Although most transactions in the Asian currency market are in U.S. dollars, they involve considerable amounts of conversion from national currencies into dollars and vice versa, which is an important source of revenue for ACU banks.


See Bee in Mathis (1975), pp. 154-58.


Also, banks can increase their earnings by modifying maturity transformation in the course of cyclical fluctuations of interest rates. When interest rates are declining, they try to minimize the length of maturities of their deposits and to maximize the length of maturities of their loans; when interest rates are rising, they are pursuing the opposite strategy.


These data are shown in Table 8, in the Appendix, together with data on total GNP and on the other two major sectors—manufacturing and commerce.


The period for which data are available. There was a change in the sampling procedure in 1974, so that 1974 data may have been understated.


This was caused mainly by the recession in 1974-75, which has affected employment in manufacturing but has not significantly affected the trend of employment in the financial sector.


Highly skilled employees are defined as professional, technical, administrative, and managerial workers, while those less highly skilled include production, clerical, sales, service, and agricultural workers. (See Singapore, Yearbook of Statistics, 1975176, Tables 3.5 and 3.7.)


Another method of evaluating the contribution by the international financial market to the real income of the host country was suggested by Johnson (1976, pp. 263-75) in his study of the offshore market of Panama. Johnson singled out the following five ways in which the growth of the financial market can increase income at home: (1) by increasing employment and improving skills of the population; (2) by encouraging saving and capital accumulation through the increase in efficiency of financial intermediation and by lowering the cost of capital in the process; (3) by increasing revenue from taxes on profit of the banks and on income of their foreign employees; (4) by increasing earnings from tourism because international finance involves a great deal of short-term international travel; and (5) by increased rent from land and buildings caused by the market-induced rise in demand for these facilities. Because of the lack of relevant data, Johnson was able to provide only an illustrative analysis of the effect of some of these adjustments on real income in Panama. Quantitative analysis of the contribution of the Asian currency market to real income in Singapore along these lines is not possible for the same reason.


See Buchanan (1972), pp. 65ff.


The immigration was restricted in the 1950s and particularly in the 1960s because of the authorities’ concern about the effect of the closing of British military installations on local employment.

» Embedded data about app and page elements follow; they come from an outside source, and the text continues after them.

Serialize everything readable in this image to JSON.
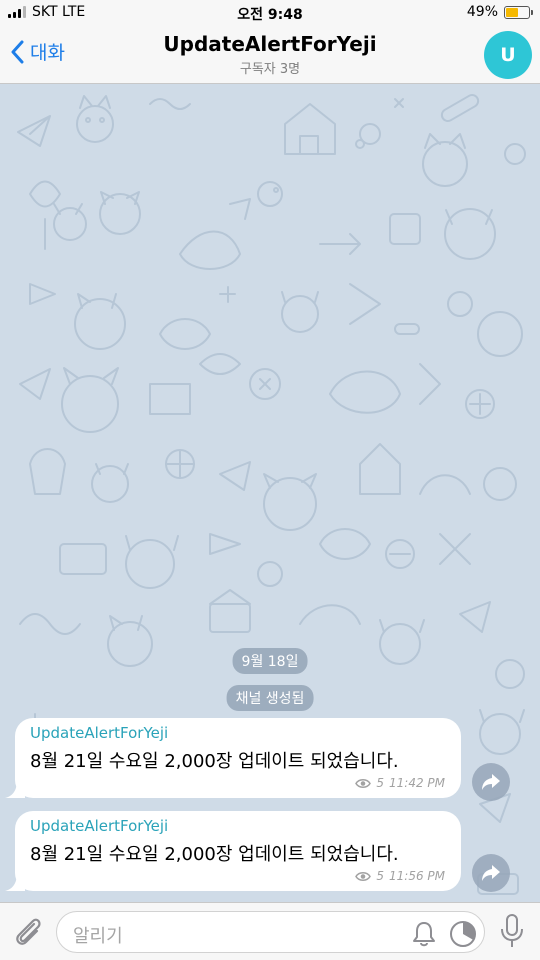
{
  "status_bar": {
    "carrier": "SKT LTE",
    "time": "오전 9:48",
    "battery": "49%",
    "battery_level": 0.49
  },
  "nav": {
    "back_label": "대화",
    "title": "UpdateAlertForYeji",
    "subtitle": "구독자 3명",
    "avatar_letter": "U"
  },
  "chat": {
    "date_label": "9월 18일",
    "service_message": "채널 생성됨",
    "messages": [
      {
        "sender": "UpdateAlertForYeji",
        "text": "8월 21일 수요일 2,000장 업데이트 되었습니다.",
        "views": "5",
        "time": "11:42 PM"
      },
      {
        "sender": "UpdateAlertForYeji",
        "text": "8월 21일 수요일 2,000장 업데이트 되었습니다.",
        "views": "5",
        "time": "11:56 PM"
      }
    ]
  },
  "input": {
    "placeholder": "알리기"
  },
  "colors": {
    "accent": "#1e7ee8",
    "avatar": "#2ec6d6",
    "sender": "#2aa3b9",
    "chat_bg": "#cfdbe7",
    "battery": "#f5b800"
  },
  "icons": [
    "chevron-left-icon",
    "eye-icon",
    "share-arrow-icon",
    "paperclip-icon",
    "bell-icon",
    "clock-icon",
    "microphone-icon"
  ]
}
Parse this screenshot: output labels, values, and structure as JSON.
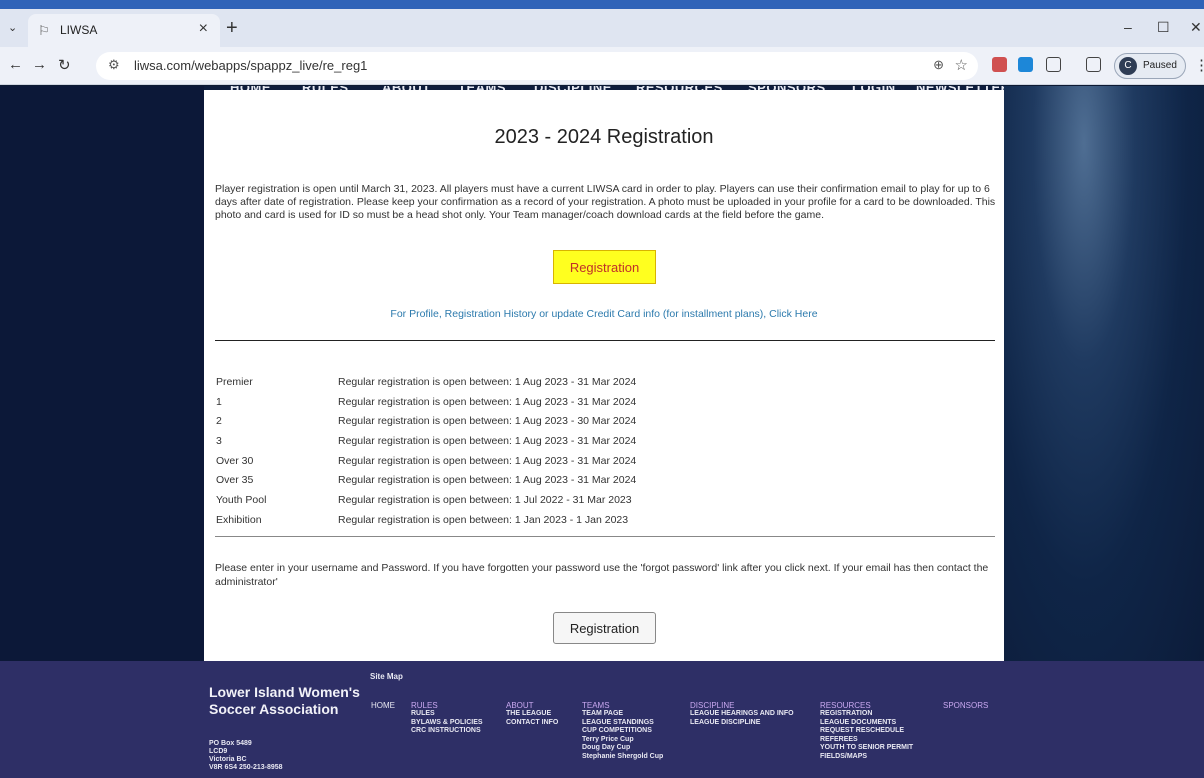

However, fast economic development rapidly absorbed labor that was released from these installations. In the 1970s the authorities proceeded to liberalize immigration permits, with efforts being made to obtain labor with skills that have been in short supply locally.


For 1976, reserves amounted to 4.1 months of imports of goods and services in Singapore, 4.3 in the Philippines, 4.6 in Brazil, 5.6 in Thailand, and 5.8 in Colombia. (See IFS, August 1977.) However, when entrepot imports are excluded, Singapore’s ratio increases and becomes similar to those of Thailand and Colombia.


Monetary Authority of Singapore (1973), p. 30. Such practices were allowed under the regulations on ACU, as specified in the Banking Act of 1970. In 1972-73 these practices consisted in converting the funds into Singapore dollars and placing them with local banks, which in their turn invested them in the booming real estate market. (See also Bhattacharya, 1977, pp. 68-69.)

IMF Staff papers: Volume 25 No. 2
Author: International Monetary Fund. Research Dept.